[[ Input data open ]]
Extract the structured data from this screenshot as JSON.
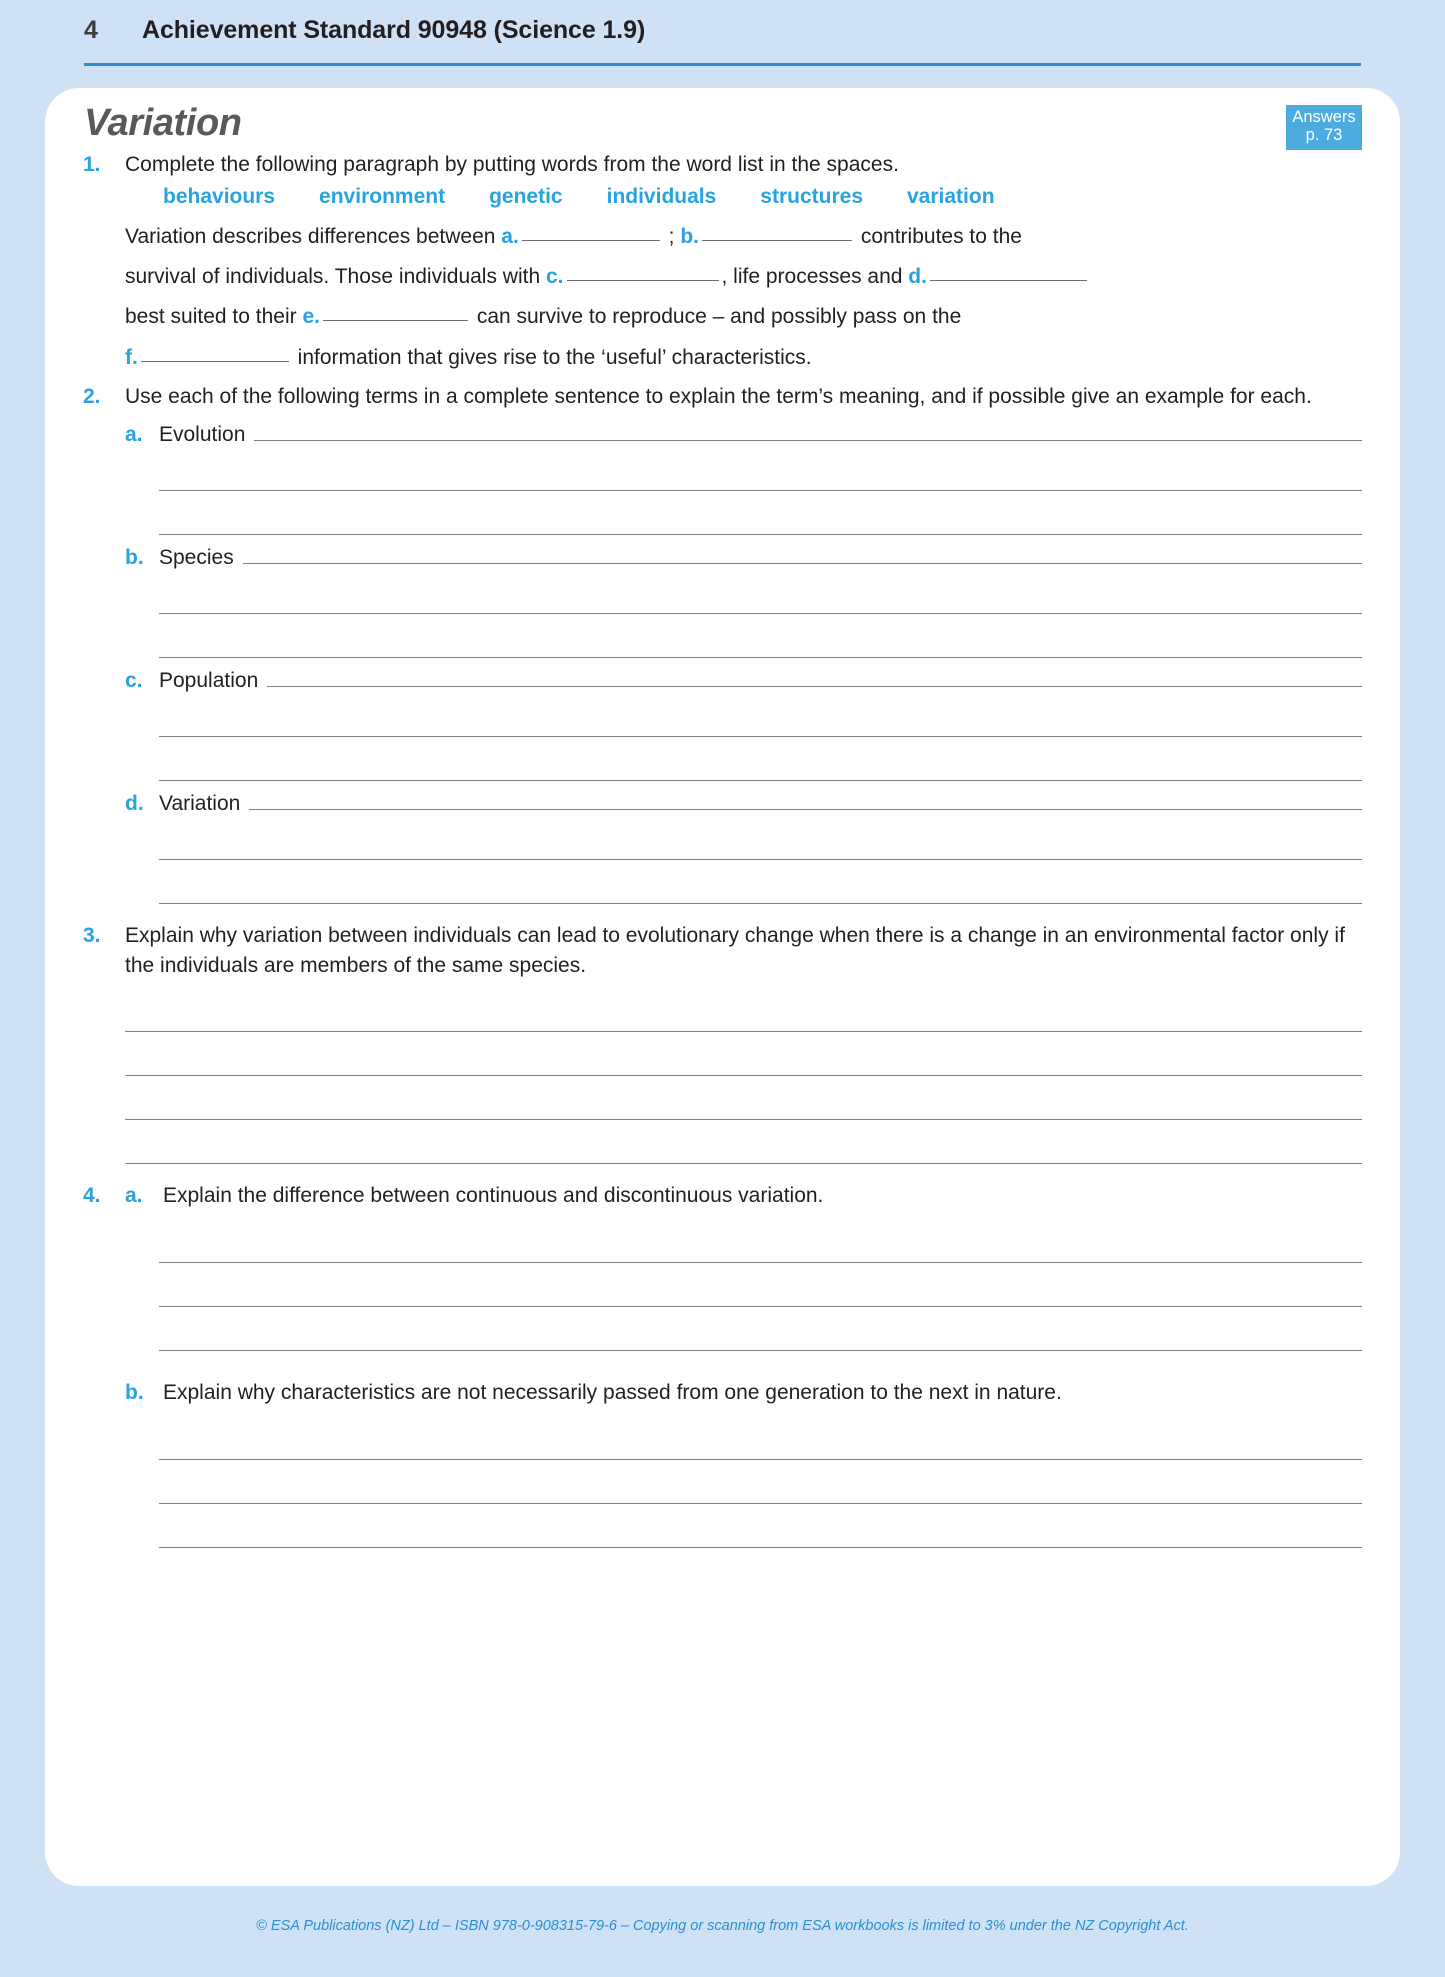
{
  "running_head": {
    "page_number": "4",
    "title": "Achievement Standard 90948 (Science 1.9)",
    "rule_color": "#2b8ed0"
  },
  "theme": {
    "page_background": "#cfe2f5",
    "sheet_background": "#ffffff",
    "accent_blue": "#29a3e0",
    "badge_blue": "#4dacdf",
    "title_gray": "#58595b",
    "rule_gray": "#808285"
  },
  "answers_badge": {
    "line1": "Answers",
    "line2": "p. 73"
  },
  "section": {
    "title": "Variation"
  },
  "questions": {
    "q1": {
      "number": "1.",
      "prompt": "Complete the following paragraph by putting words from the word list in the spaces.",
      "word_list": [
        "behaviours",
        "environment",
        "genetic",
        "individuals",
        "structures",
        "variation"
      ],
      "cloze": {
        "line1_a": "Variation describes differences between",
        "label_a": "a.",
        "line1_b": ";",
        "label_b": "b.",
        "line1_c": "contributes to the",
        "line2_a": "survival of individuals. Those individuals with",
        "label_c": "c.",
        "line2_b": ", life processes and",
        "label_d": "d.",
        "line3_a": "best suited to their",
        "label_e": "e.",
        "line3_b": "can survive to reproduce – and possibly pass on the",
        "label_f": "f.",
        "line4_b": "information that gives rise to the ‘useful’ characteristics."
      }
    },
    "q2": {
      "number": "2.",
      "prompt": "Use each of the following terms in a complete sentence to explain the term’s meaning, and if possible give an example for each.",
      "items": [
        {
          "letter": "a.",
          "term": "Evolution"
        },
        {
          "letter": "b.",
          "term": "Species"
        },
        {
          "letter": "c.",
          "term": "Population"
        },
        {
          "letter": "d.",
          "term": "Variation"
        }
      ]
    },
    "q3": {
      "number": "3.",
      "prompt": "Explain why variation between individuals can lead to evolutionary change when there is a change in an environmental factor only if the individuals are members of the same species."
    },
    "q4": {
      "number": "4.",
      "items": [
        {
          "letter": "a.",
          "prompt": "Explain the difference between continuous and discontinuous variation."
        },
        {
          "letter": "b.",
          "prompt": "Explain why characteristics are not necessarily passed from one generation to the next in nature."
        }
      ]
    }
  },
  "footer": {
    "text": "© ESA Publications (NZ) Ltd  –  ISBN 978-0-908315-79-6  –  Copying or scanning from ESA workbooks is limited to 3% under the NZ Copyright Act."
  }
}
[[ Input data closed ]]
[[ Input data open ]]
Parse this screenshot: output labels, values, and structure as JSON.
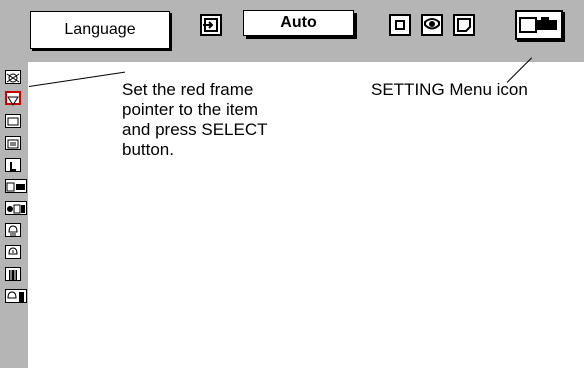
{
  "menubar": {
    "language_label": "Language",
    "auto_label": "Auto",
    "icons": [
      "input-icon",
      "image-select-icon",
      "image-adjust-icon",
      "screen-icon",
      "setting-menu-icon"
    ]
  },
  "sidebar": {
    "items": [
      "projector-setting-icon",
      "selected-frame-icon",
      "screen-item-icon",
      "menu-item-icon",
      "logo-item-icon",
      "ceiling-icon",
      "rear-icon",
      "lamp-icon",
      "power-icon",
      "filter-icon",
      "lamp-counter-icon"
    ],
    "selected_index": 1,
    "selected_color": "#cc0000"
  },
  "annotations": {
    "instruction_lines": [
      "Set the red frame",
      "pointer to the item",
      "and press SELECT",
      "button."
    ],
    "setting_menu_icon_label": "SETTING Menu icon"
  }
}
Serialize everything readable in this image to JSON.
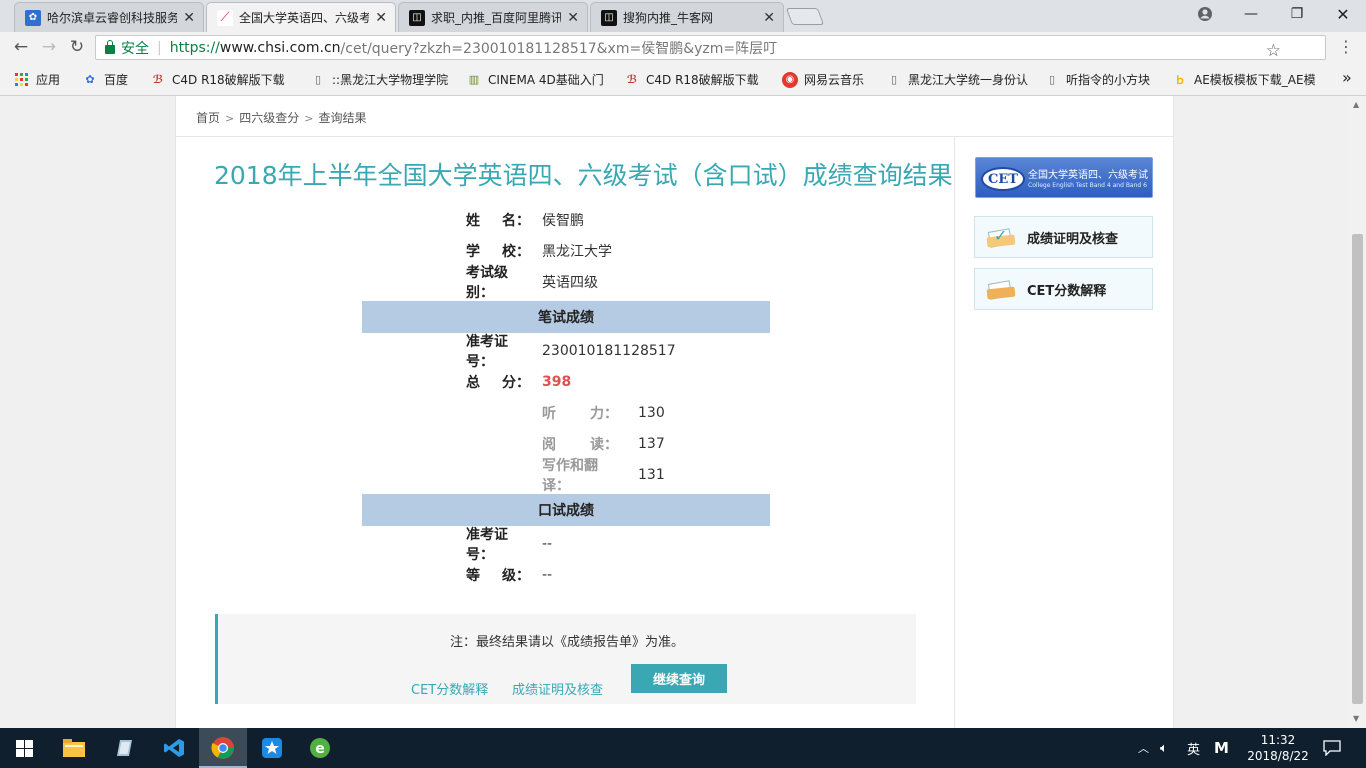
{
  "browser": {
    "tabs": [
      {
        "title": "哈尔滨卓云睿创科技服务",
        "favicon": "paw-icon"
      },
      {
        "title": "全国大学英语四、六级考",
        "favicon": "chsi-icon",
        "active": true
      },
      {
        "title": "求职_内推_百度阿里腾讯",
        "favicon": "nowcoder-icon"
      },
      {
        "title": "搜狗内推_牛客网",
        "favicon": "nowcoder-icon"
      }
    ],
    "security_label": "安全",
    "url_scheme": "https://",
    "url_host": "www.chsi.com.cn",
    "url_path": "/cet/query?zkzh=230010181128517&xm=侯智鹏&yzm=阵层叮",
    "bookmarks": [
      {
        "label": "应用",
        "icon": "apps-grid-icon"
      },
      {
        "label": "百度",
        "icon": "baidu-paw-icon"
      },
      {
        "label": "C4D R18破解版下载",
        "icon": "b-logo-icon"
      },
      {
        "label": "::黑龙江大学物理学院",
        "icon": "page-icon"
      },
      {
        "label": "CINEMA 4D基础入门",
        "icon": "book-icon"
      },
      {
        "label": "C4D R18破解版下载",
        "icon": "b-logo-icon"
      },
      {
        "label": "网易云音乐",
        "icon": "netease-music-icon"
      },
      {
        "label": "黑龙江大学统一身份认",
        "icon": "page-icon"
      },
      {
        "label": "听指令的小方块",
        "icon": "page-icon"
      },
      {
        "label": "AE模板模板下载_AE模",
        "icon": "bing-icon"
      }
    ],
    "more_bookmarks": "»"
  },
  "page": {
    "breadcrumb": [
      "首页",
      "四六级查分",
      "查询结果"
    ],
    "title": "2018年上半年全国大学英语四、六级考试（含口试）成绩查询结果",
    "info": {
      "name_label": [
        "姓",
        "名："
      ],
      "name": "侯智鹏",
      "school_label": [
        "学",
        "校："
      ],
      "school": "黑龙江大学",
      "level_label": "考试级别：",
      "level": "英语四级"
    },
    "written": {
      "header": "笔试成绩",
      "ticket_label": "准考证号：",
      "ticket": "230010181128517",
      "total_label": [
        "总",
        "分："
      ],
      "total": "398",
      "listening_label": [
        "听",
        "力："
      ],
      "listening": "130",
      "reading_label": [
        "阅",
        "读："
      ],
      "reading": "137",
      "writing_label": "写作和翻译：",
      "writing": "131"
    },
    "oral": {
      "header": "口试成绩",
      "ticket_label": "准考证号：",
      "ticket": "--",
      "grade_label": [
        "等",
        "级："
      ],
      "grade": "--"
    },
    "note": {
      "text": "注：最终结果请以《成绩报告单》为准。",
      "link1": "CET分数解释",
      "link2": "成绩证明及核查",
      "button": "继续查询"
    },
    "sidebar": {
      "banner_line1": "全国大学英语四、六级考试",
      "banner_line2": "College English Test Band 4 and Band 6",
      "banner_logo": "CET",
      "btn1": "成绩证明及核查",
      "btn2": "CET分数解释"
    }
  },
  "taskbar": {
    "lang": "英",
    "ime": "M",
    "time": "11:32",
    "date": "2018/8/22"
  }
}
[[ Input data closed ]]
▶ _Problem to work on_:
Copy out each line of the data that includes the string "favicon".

▶ _Result of the exercise_:
        "favicon": "paw-icon"
        "favicon": "chsi-icon",
        "favicon": "nowcoder-icon"
        "favicon": "nowcoder-icon"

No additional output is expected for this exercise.